EXTRACTED ENTRIES Block Start

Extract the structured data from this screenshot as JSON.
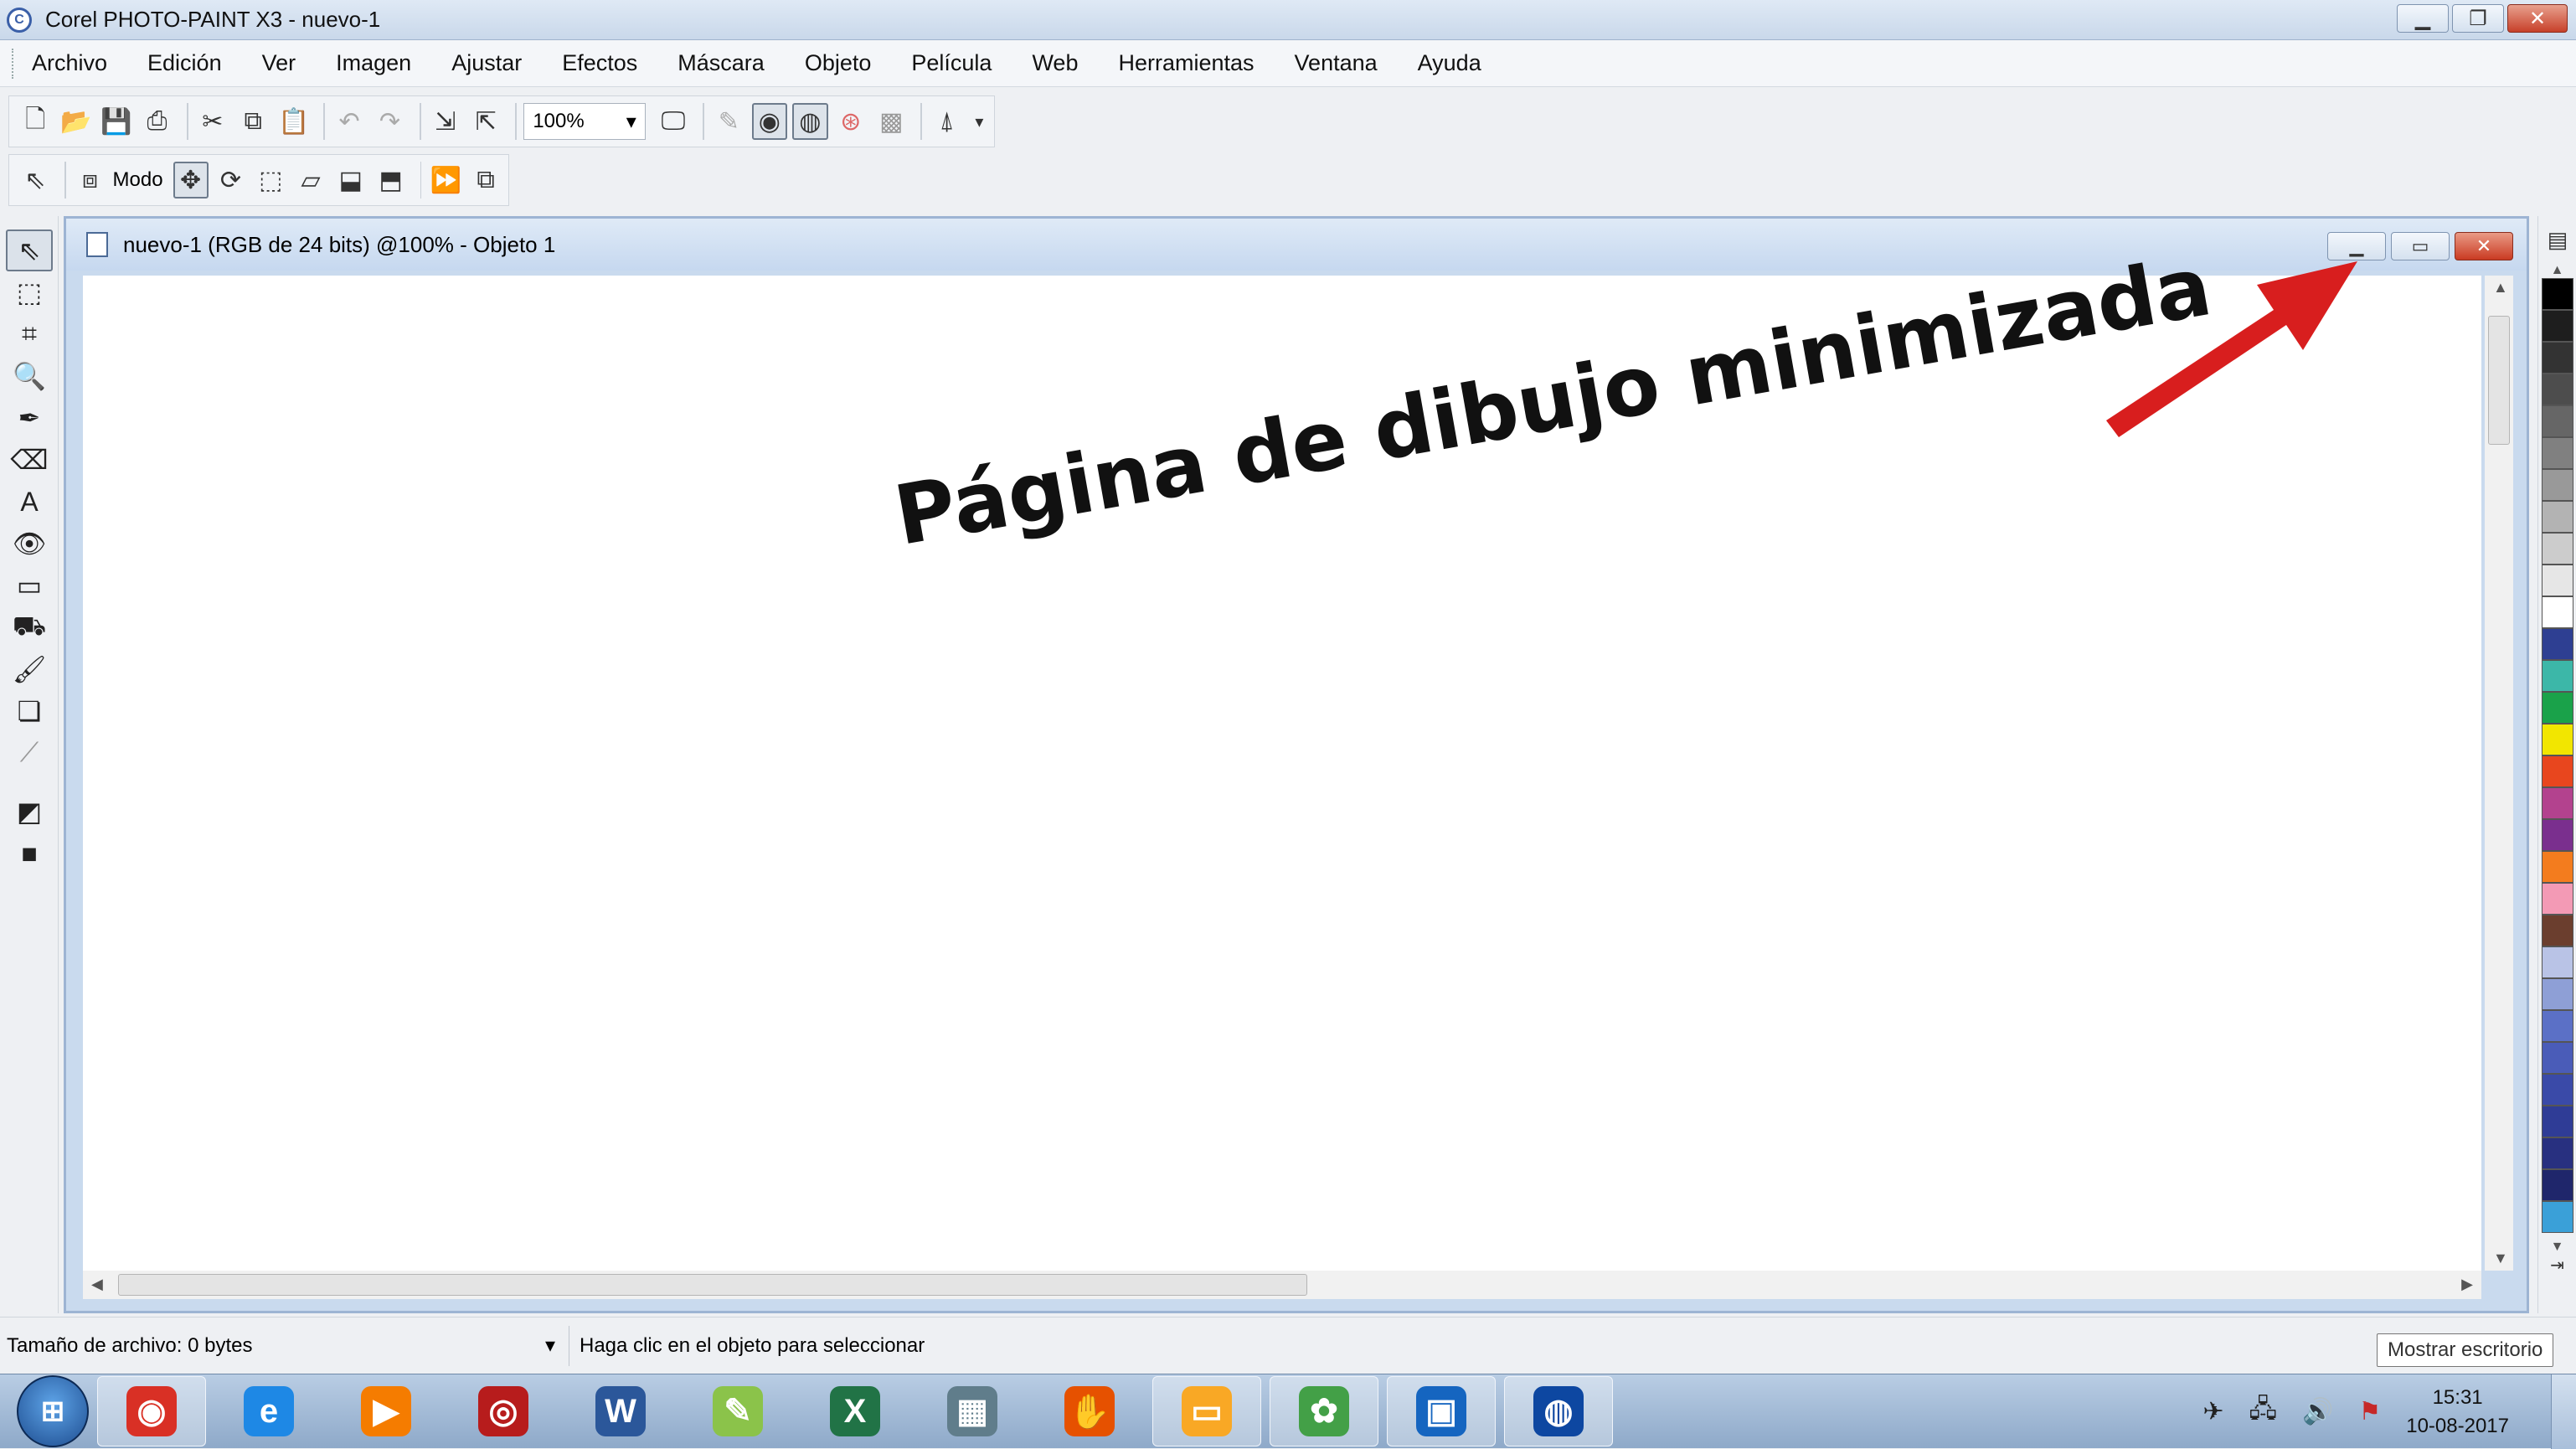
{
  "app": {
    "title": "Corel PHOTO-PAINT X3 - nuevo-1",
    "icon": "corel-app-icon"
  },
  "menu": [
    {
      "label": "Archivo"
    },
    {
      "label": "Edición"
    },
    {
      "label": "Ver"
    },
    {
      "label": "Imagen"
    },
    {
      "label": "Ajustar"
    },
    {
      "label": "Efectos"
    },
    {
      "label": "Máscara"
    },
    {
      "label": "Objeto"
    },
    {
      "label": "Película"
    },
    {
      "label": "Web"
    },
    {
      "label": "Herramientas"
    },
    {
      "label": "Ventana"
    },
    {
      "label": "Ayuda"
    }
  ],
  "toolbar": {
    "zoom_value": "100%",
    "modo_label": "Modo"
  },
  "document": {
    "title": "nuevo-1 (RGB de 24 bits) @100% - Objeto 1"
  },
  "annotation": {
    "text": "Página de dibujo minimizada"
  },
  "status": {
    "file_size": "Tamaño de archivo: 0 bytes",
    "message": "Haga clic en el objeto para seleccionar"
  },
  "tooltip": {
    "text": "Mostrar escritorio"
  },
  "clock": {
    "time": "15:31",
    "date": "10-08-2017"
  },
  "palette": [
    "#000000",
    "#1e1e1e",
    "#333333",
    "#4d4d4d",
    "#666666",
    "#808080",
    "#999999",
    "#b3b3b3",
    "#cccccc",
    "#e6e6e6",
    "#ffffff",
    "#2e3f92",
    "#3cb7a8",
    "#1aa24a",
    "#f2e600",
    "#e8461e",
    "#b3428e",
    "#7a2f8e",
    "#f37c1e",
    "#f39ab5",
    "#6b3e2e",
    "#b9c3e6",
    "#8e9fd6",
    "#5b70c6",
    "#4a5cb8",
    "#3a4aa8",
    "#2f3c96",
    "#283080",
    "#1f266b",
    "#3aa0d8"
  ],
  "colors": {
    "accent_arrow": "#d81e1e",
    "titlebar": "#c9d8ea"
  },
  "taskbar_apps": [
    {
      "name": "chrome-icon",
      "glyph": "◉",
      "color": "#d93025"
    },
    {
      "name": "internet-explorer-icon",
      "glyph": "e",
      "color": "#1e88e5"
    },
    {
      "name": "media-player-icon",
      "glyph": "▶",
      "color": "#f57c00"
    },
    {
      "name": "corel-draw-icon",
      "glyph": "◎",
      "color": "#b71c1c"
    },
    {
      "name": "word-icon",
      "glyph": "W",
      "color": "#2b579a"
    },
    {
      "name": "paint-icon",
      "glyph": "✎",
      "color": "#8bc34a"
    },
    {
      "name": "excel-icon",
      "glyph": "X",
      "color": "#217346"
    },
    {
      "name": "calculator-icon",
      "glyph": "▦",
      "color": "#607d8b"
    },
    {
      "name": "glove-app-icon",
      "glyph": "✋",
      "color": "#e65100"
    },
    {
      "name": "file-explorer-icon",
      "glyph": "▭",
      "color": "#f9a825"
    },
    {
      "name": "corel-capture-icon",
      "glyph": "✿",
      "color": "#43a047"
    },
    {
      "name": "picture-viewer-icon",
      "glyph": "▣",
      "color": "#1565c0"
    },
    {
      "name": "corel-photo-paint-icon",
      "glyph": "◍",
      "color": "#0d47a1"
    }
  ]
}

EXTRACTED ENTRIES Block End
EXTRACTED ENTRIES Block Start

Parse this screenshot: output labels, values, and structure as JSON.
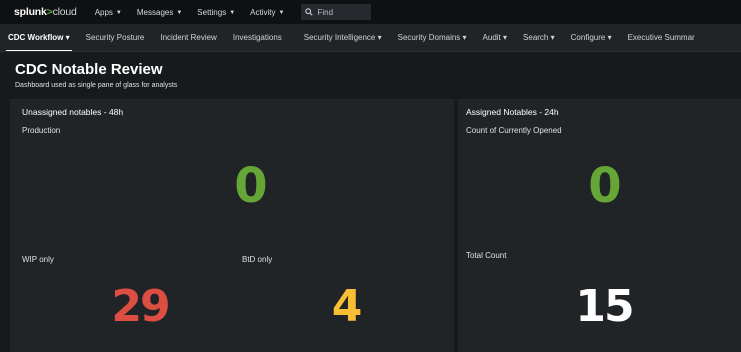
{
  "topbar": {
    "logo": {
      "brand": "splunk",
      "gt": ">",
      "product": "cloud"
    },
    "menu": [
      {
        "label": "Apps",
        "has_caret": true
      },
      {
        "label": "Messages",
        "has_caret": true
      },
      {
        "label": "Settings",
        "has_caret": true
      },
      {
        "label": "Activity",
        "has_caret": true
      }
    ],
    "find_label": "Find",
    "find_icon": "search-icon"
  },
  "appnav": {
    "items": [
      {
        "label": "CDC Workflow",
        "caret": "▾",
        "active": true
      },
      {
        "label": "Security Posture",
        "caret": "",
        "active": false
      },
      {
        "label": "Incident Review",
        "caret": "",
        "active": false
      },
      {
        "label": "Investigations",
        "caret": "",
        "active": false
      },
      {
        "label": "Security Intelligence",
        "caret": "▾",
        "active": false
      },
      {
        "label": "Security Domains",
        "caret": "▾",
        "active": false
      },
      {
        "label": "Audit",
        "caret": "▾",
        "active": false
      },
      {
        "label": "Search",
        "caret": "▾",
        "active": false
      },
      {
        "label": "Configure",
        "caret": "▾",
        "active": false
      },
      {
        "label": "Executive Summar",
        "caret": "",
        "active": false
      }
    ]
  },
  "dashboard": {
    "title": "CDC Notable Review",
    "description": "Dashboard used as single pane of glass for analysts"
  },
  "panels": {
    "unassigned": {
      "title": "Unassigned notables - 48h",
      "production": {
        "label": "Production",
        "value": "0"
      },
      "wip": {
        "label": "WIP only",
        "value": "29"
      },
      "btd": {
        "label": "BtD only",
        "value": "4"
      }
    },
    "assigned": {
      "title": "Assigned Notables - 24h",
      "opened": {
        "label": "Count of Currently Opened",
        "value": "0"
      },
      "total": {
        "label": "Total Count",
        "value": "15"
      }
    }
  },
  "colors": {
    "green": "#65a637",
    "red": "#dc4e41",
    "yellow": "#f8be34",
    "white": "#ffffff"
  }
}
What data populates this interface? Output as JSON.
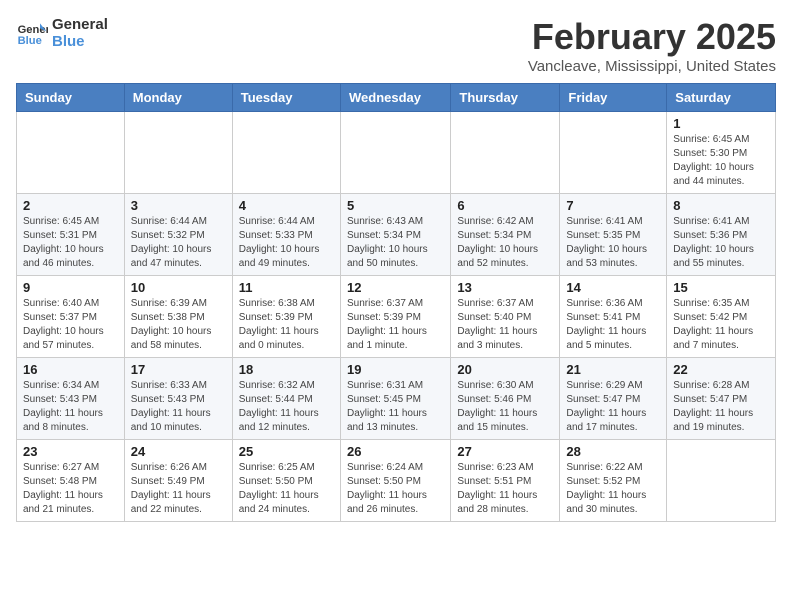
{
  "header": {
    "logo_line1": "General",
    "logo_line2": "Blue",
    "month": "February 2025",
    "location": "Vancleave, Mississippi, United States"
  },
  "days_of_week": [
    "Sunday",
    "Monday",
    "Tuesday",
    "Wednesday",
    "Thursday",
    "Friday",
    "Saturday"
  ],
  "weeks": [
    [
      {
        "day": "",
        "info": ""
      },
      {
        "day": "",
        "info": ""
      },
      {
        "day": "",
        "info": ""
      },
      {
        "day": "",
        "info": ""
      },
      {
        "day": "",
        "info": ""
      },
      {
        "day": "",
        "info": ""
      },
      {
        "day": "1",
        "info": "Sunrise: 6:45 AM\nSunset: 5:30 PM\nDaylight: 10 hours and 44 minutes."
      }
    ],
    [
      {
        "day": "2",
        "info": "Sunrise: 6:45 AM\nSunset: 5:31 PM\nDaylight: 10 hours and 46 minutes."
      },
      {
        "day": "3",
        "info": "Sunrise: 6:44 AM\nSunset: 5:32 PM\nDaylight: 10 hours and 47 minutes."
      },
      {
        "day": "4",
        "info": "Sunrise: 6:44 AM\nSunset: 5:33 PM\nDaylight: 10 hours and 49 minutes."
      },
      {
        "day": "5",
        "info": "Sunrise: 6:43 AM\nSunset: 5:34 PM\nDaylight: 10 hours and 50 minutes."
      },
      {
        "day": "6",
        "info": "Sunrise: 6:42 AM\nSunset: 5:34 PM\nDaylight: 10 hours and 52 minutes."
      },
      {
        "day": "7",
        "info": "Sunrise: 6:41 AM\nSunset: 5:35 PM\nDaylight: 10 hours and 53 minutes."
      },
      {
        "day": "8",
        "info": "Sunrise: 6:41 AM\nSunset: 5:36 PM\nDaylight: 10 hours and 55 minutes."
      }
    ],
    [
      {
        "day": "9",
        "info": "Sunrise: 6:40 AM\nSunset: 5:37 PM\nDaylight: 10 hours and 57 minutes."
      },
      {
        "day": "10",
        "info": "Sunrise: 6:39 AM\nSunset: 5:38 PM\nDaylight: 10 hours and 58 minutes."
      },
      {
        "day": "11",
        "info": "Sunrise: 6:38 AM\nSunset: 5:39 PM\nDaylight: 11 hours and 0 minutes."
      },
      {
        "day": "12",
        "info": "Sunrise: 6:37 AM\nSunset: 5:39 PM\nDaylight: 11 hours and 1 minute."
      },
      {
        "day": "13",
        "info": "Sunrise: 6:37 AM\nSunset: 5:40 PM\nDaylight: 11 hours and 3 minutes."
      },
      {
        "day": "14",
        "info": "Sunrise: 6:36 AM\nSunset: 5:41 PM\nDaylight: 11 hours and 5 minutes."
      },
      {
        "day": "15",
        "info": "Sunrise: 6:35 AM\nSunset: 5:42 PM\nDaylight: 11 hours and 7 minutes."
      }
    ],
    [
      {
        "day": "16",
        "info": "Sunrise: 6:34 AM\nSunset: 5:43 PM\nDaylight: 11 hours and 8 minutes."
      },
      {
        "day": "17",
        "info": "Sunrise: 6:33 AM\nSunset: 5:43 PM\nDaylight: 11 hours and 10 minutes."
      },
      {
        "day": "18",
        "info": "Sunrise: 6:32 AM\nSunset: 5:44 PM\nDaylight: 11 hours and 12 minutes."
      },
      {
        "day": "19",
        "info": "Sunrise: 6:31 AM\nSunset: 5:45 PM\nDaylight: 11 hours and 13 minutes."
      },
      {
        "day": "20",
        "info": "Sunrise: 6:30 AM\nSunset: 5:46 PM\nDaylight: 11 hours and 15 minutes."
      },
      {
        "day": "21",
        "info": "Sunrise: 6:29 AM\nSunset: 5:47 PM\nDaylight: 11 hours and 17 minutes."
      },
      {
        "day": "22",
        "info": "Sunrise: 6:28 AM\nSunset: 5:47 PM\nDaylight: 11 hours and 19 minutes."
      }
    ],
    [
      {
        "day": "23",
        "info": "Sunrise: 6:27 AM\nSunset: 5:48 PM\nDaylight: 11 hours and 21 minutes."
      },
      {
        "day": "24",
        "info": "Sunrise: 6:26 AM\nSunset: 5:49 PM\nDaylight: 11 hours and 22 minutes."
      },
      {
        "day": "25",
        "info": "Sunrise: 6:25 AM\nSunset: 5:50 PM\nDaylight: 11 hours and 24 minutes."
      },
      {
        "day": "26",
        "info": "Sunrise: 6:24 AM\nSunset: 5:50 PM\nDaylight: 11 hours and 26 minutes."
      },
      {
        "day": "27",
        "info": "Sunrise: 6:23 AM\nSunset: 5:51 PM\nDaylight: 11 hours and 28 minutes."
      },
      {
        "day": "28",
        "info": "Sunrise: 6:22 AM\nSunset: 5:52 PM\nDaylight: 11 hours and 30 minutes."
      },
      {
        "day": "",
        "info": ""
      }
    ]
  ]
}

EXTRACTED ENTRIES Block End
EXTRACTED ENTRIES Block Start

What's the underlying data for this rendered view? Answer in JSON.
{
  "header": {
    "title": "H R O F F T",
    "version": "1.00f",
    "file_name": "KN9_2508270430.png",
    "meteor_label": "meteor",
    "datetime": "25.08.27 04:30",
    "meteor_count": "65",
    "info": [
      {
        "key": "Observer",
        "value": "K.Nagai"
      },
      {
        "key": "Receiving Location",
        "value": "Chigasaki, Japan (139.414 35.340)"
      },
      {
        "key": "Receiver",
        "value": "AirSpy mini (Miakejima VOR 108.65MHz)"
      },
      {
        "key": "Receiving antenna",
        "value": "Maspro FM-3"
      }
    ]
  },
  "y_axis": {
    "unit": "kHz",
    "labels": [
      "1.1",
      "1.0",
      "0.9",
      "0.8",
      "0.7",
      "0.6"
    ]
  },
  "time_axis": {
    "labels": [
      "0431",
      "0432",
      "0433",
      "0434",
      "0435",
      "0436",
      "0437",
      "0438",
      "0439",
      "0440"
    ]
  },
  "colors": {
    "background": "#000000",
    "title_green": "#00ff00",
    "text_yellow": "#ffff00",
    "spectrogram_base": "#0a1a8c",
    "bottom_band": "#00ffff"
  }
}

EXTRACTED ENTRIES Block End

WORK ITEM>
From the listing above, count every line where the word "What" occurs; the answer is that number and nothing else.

ANSWER BELOW>
2